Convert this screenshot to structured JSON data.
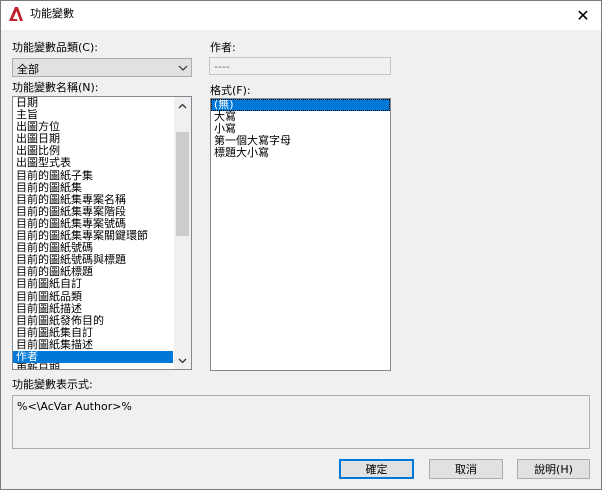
{
  "window": {
    "title": "功能變數",
    "close_glyph": "✕"
  },
  "category": {
    "label": "功能變數品類(C):",
    "selected": "全部"
  },
  "names": {
    "label": "功能變數名稱(N):",
    "items": [
      "日期",
      "主旨",
      "出圖方位",
      "出圖日期",
      "出圖比例",
      "出圖型式表",
      "目前的圖紙子集",
      "目前的圖紙集",
      "目前的圖紙集專案名稱",
      "目前的圖紙集專案階段",
      "目前的圖紙集專案號碼",
      "目前的圖紙集專案關鍵環節",
      "目前的圖紙號碼",
      "目前的圖紙號碼與標題",
      "目前的圖紙標題",
      "目前圖紙自訂",
      "目前圖紙品類",
      "目前圖紙描述",
      "目前圖紙發佈目的",
      "目前圖紙集自訂",
      "目前圖紙集描述",
      "作者",
      "更新日期"
    ],
    "selected_index": 21
  },
  "author": {
    "label": "作者:",
    "value": "----"
  },
  "format": {
    "label": "格式(F):",
    "items": [
      "(無)",
      "大寫",
      "小寫",
      "第一個大寫字母",
      "標題大小寫"
    ],
    "selected_index": 0
  },
  "expression": {
    "label": "功能變數表示式:",
    "value": "%<\\AcVar Author>%"
  },
  "buttons": {
    "ok": "確定",
    "cancel": "取消",
    "help": "說明(H)"
  },
  "colors": {
    "selection": "#0078d7",
    "app_icon": "#c0232c"
  },
  "icons": {
    "app": "autocad-logo-icon",
    "close": "close-icon",
    "dropdown": "chevron-down-icon",
    "scroll_up": "chevron-up-icon",
    "scroll_down": "chevron-down-icon"
  }
}
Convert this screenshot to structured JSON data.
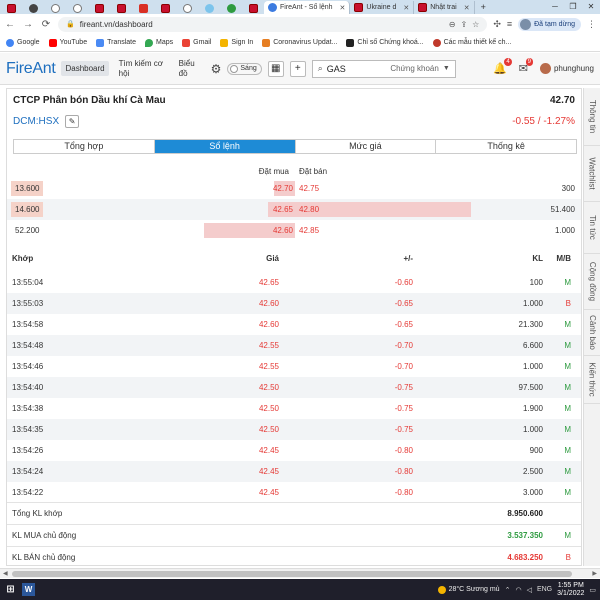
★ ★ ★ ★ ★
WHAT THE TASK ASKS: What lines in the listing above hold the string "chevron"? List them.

ANSWER BOX:
    "dropdown": "chevron-down-icon",
    "scroll_up": "chevron-up-icon",
    "scroll_down": "chevron-down-icon"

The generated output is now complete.